> **What you will do**:
Leave every image out, and return the rest of the data word for word.

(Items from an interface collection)

BEGIN

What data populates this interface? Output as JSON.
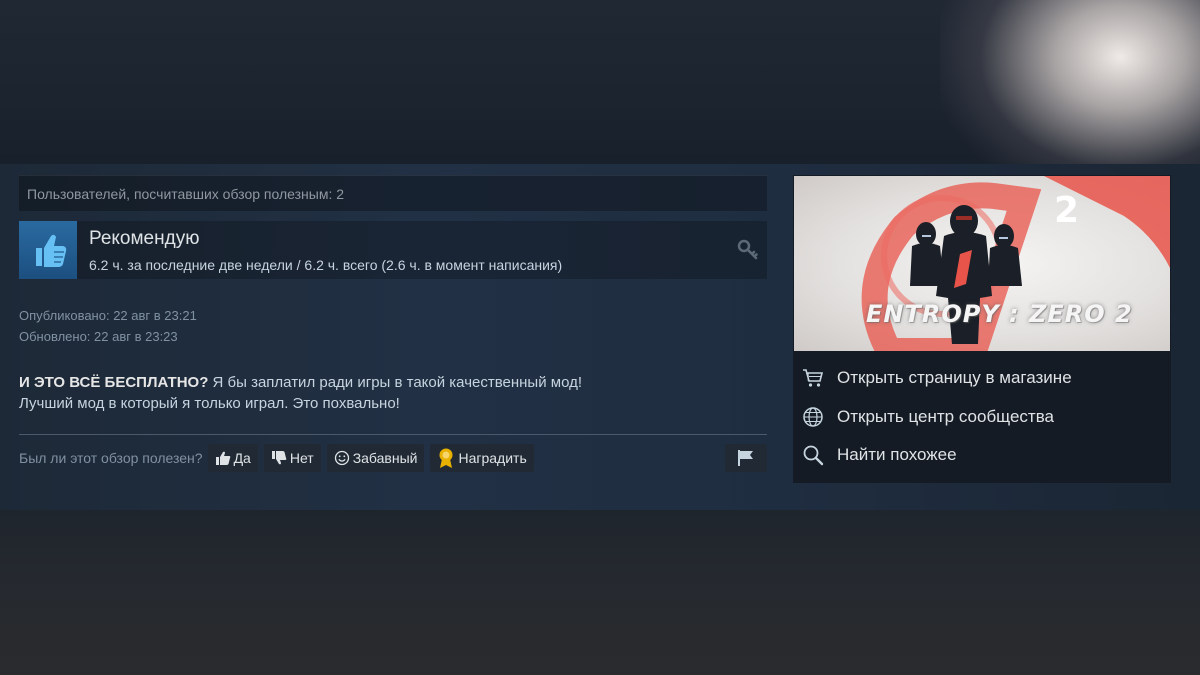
{
  "review": {
    "helpful_count_text": "Пользователей, посчитавших обзор полезным: 2",
    "recommendation": "Рекомендую",
    "hours_text": "6.2 ч. за последние две недели / 6.2 ч. всего (2.6 ч. в момент написания)",
    "published": "Опубликовано: 22 авг в 23:21",
    "updated": "Обновлено: 22 авг в 23:23",
    "body": {
      "line1_bold": "И ЭТО ВСЁ БЕСПЛАТНО?",
      "line1_rest": " Я бы заплатил ради игры в такой качественный мод!",
      "line2": "Лучший мод в который я только играл. Это похвально!"
    },
    "icons": {
      "thumb": "thumbs-up-icon",
      "key": "key-icon"
    }
  },
  "vote": {
    "question": "Был ли этот обзор полезен?",
    "yes": "Да",
    "no": "Нет",
    "funny": "Забавный",
    "award": "Наградить",
    "award_color": "#e8b100"
  },
  "sidebar": {
    "game_title": "ENTROPY : ZERO 2",
    "capsule_number": "2",
    "links": [
      {
        "label": "Открыть страницу в магазине",
        "icon": "cart-icon"
      },
      {
        "label": "Открыть центр сообщества",
        "icon": "globe-icon"
      },
      {
        "label": "Найти похожее",
        "icon": "magnifier-icon"
      }
    ],
    "accent_color": "#e8544a"
  }
}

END

> **Written reply**:
What data populates this interface? Output as JSON.
{
  "review": {
    "helpful_count_text": "Пользователей, посчитавших обзор полезным: 2",
    "recommendation": "Рекомендую",
    "hours_text": "6.2 ч. за последние две недели / 6.2 ч. всего (2.6 ч. в момент написания)",
    "published": "Опубликовано: 22 авг в 23:21",
    "updated": "Обновлено: 22 авг в 23:23",
    "body": {
      "line1_bold": "И ЭТО ВСЁ БЕСПЛАТНО?",
      "line1_rest": " Я бы заплатил ради игры в такой качественный мод!",
      "line2": "Лучший мод в который я только играл. Это похвально!"
    },
    "icons": {
      "thumb": "thumbs-up-icon",
      "key": "key-icon"
    }
  },
  "vote": {
    "question": "Был ли этот обзор полезен?",
    "yes": "Да",
    "no": "Нет",
    "funny": "Забавный",
    "award": "Наградить",
    "award_color": "#e8b100"
  },
  "sidebar": {
    "game_title": "ENTROPY : ZERO 2",
    "capsule_number": "2",
    "links": [
      {
        "label": "Открыть страницу в магазине",
        "icon": "cart-icon"
      },
      {
        "label": "Открыть центр сообщества",
        "icon": "globe-icon"
      },
      {
        "label": "Найти похожее",
        "icon": "magnifier-icon"
      }
    ],
    "accent_color": "#e8544a"
  }
}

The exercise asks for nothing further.